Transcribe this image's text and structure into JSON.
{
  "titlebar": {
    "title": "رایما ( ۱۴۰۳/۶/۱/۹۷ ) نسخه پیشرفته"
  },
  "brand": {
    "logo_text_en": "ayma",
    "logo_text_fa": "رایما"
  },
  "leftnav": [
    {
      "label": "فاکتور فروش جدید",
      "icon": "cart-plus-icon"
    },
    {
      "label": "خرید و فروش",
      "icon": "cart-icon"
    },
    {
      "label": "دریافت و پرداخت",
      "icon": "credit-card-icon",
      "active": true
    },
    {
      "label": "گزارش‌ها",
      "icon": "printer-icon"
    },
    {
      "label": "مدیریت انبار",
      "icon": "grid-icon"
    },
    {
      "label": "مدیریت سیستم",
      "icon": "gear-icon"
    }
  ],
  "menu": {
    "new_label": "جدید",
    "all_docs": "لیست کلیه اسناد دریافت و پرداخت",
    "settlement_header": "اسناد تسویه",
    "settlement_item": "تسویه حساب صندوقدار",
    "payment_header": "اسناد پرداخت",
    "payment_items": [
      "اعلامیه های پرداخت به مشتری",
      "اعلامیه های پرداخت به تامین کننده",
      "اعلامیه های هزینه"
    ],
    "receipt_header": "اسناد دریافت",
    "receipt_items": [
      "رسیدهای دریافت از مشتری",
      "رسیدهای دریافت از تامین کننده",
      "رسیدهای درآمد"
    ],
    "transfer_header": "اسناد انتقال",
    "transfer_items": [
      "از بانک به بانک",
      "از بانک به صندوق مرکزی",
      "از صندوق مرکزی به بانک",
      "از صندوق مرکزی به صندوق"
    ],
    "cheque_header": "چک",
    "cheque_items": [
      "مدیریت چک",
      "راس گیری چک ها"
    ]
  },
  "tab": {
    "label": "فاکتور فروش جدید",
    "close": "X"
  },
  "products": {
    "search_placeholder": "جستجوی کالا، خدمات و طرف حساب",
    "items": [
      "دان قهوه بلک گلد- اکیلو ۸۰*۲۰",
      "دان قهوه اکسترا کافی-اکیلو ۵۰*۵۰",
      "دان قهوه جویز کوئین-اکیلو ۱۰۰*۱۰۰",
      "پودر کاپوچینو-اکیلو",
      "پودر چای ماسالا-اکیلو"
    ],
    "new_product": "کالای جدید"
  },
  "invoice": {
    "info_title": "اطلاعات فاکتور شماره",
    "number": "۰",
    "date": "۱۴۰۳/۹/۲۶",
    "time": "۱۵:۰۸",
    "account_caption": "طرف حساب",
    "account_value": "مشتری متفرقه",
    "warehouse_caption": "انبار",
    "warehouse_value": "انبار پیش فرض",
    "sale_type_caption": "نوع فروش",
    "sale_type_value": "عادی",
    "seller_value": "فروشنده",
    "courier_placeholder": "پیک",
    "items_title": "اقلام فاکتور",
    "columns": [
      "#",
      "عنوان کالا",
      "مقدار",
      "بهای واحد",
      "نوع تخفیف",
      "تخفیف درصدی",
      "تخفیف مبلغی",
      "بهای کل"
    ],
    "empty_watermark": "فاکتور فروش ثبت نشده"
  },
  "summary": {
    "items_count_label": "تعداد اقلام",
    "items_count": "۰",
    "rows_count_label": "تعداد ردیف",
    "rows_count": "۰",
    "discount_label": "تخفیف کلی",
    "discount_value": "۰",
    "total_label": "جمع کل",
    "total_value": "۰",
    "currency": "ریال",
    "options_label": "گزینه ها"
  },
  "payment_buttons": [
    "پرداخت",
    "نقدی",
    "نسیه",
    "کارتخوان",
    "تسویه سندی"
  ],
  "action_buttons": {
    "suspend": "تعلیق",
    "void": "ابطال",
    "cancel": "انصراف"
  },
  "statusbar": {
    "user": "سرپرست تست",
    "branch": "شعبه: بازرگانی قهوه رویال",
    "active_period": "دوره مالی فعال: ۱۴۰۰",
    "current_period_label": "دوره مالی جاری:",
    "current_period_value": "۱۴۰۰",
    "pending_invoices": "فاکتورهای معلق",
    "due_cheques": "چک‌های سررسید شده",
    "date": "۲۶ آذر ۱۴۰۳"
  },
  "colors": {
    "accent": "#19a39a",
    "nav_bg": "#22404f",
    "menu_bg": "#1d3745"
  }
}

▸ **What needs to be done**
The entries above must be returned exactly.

▸ **Response box**
Transcribe this image's text and structure into JSON.
{
  "titlebar": {
    "title": "رایما ( ۱۴۰۳/۶/۱/۹۷ ) نسخه پیشرفته"
  },
  "brand": {
    "logo_text_en": "ayma",
    "logo_text_fa": "رایما"
  },
  "leftnav": [
    {
      "label": "فاکتور فروش جدید",
      "icon": "cart-plus-icon"
    },
    {
      "label": "خرید و فروش",
      "icon": "cart-icon"
    },
    {
      "label": "دریافت و پرداخت",
      "icon": "credit-card-icon",
      "active": true
    },
    {
      "label": "گزارش‌ها",
      "icon": "printer-icon"
    },
    {
      "label": "مدیریت انبار",
      "icon": "grid-icon"
    },
    {
      "label": "مدیریت سیستم",
      "icon": "gear-icon"
    }
  ],
  "menu": {
    "new_label": "جدید",
    "all_docs": "لیست کلیه اسناد دریافت و پرداخت",
    "settlement_header": "اسناد تسویه",
    "settlement_item": "تسویه حساب صندوقدار",
    "payment_header": "اسناد پرداخت",
    "payment_items": [
      "اعلامیه های پرداخت به مشتری",
      "اعلامیه های پرداخت به تامین کننده",
      "اعلامیه های هزینه"
    ],
    "receipt_header": "اسناد دریافت",
    "receipt_items": [
      "رسیدهای دریافت از مشتری",
      "رسیدهای دریافت از تامین کننده",
      "رسیدهای درآمد"
    ],
    "transfer_header": "اسناد انتقال",
    "transfer_items": [
      "از بانک به بانک",
      "از بانک به صندوق مرکزی",
      "از صندوق مرکزی به بانک",
      "از صندوق مرکزی به صندوق"
    ],
    "cheque_header": "چک",
    "cheque_items": [
      "مدیریت چک",
      "راس گیری چک ها"
    ]
  },
  "tab": {
    "label": "فاکتور فروش جدید",
    "close": "X"
  },
  "products": {
    "search_placeholder": "جستجوی کالا، خدمات و طرف حساب",
    "items": [
      "دان قهوه بلک گلد- اکیلو ۸۰*۲۰",
      "دان قهوه اکسترا کافی-اکیلو ۵۰*۵۰",
      "دان قهوه جویز کوئین-اکیلو ۱۰۰*۱۰۰",
      "پودر کاپوچینو-اکیلو",
      "پودر چای ماسالا-اکیلو"
    ],
    "new_product": "کالای جدید"
  },
  "invoice": {
    "info_title": "اطلاعات فاکتور شماره",
    "number": "۰",
    "date": "۱۴۰۳/۹/۲۶",
    "time": "۱۵:۰۸",
    "account_caption": "طرف حساب",
    "account_value": "مشتری متفرقه",
    "warehouse_caption": "انبار",
    "warehouse_value": "انبار پیش فرض",
    "sale_type_caption": "نوع فروش",
    "sale_type_value": "عادی",
    "seller_value": "فروشنده",
    "courier_placeholder": "پیک",
    "items_title": "اقلام فاکتور",
    "columns": [
      "#",
      "عنوان کالا",
      "مقدار",
      "بهای واحد",
      "نوع تخفیف",
      "تخفیف درصدی",
      "تخفیف مبلغی",
      "بهای کل"
    ],
    "empty_watermark": "فاکتور فروش ثبت نشده"
  },
  "summary": {
    "items_count_label": "تعداد اقلام",
    "items_count": "۰",
    "rows_count_label": "تعداد ردیف",
    "rows_count": "۰",
    "discount_label": "تخفیف کلی",
    "discount_value": "۰",
    "total_label": "جمع کل",
    "total_value": "۰",
    "currency": "ریال",
    "options_label": "گزینه ها"
  },
  "payment_buttons": [
    "پرداخت",
    "نقدی",
    "نسیه",
    "کارتخوان",
    "تسویه سندی"
  ],
  "action_buttons": {
    "suspend": "تعلیق",
    "void": "ابطال",
    "cancel": "انصراف"
  },
  "statusbar": {
    "user": "سرپرست تست",
    "branch": "شعبه: بازرگانی قهوه رویال",
    "active_period": "دوره مالی فعال: ۱۴۰۰",
    "current_period_label": "دوره مالی جاری:",
    "current_period_value": "۱۴۰۰",
    "pending_invoices": "فاکتورهای معلق",
    "due_cheques": "چک‌های سررسید شده",
    "date": "۲۶ آذر ۱۴۰۳"
  },
  "colors": {
    "accent": "#19a39a",
    "nav_bg": "#22404f",
    "menu_bg": "#1d3745"
  }
}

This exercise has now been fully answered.